Bang Restaurant Merrion Row, Dublin 2.
11 Merrion Row, Dublin 2.
Bang was around for 10 years, always full and a Mecca for the bright young things of Celtic Tiger Ireland. A perfect storm of events sent it spiralling into receivership last year, but it has now re-opened by a consortium which includes brother and sister, Anne and Joe Barrett and businessman and Dragon's Den investor Bobby Kerr. Bang was always a very good restaurant, in addition to being a cool spot to hang, and the new team had a certain standard to live up to, so there was a certain expectation involved in returning.
The first thing I noticed was that there's a lot more room now between the tables. I always enjoyed the food in Bang under the old management, but I always felt crowded. It's under new management since the Stokes twins left, so I'd come to see how the change of ownership had affected one of the city centre's better-known estaminets.
A first glance at the menu showed me that they've pitched the prices in the upper mid-range. It's been a while since I've seen starters going over €10 and mains well into the upper €20 range. There are compensations: as I said, there's more room and the welcome and service is also well above average. All that was needed now was good food to back up the prices.
The wine list isn't very long -- about 50 wines are listed and, again, at first glance the prices seemed pitched slightly above normal. This time the pay-off was a good sommelier, who seemed to know the list well. Since I was only going to drink one glass of wine, I was limited to wines by the glass, but there were about a dozen of them. I settled on an Italian Ripasso from the Valpolicella by Zeni at €8. It was a fine, deep-coloured and dense red, with loads of dark fruit and a long finish -- perfect for my main-course choice.

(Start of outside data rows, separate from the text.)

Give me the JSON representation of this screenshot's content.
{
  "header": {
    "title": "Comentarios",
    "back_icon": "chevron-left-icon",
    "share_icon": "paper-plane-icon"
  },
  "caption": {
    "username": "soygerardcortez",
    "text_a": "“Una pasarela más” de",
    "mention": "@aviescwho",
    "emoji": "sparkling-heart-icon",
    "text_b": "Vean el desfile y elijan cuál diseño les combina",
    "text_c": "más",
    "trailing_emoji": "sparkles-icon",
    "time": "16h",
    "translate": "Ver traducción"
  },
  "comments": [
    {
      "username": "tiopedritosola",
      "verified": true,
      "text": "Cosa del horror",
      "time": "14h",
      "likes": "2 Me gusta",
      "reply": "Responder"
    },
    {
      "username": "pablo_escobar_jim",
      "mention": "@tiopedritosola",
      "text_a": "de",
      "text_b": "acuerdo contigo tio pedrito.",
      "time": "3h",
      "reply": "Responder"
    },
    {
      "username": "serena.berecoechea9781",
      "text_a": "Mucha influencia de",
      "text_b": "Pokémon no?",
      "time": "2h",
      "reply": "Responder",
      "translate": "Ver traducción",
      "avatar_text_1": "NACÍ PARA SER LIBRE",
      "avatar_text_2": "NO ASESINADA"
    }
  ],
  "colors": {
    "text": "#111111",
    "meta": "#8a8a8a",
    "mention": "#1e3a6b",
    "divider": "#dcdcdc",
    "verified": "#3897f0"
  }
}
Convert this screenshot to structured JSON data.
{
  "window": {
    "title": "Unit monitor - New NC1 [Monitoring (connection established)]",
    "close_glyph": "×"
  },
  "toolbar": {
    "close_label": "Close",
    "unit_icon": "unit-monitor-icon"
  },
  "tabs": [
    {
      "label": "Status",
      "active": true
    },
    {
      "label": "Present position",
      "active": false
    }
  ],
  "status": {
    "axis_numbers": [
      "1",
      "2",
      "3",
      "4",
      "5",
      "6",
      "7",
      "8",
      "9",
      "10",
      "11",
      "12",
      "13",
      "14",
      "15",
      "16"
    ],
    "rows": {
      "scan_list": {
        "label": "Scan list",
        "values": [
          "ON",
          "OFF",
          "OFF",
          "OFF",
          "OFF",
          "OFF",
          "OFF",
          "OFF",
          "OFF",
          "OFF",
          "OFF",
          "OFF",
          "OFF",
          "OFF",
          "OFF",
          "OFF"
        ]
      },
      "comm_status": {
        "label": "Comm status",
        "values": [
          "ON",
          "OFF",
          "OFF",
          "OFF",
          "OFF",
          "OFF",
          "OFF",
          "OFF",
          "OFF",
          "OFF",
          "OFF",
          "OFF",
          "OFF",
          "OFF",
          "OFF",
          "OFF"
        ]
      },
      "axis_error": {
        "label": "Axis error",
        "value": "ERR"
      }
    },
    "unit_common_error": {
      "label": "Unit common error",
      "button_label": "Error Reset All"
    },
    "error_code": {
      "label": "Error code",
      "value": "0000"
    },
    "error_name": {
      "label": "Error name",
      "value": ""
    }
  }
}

For once, there was only one menu to look at -- no early bird, no set dinner, no table d'hôte, just the à la carte. It had some interesting-looking dishes on it: a stone crab lasagna; veal sweetbreads, and a real buffalo mozzarella salad among the starters, and hot-smoked venison loin was one of the main courses. I love veal sweetbreads and venison too, if it's well prepared, so I ordered those two dishes.
With no one to make conversation with, I had plenty of time to look around me. What surprised me was seeing a Dragon serving tables, running up and down stairs and generally being very busy. Not the fire-breathing variety, rather the Den variety in the shape of Bobby Kerr, proving that even investing Dragons can muck in with the rest of them. I learned later that he is one of the owners.
My starter arrived, and I have to say it looked very pretty on the plate. The presentation was almost art, but I felt that three bite-sized pieces of sweetbreads was just a little exiguous. No matter, the sweetbreads bites were cooked perfectly and were nicely flavoured. It took me just a few moments to finish them off and I was ready for the next course.
It's not often that I get very enthused about a particular dish, but the loin of venison placed before me was worthy of a great deal of enthusiasm. It was cooked medium-rare, it was superbly tender, but the flavours!
Ah, the flavours. Just a hint of juniper berry gave the loin all of those wintry tastes that, like a Proustian moment, brought memories flooding back. A cauliflower purée, and a tiny leek and onion completed the picture. Elegantly presented food, and brimming with flavour.
Along with this dish, the Ripasso from the Veneto made a fine accompaniment, the full flavours of the wine matching the autumnal flavours of the venison.
Normally, two cour-ses is when I call a halt, but I was aware that a review of just two dishes was a little light, so I decided on a dessert. I chose the mango mousse, which finished my meal off very nicely, the balance between sweetness and acidity was delicately judged. An espresso rounded off what had been a good meal, with excellent service in a pleasing dining room.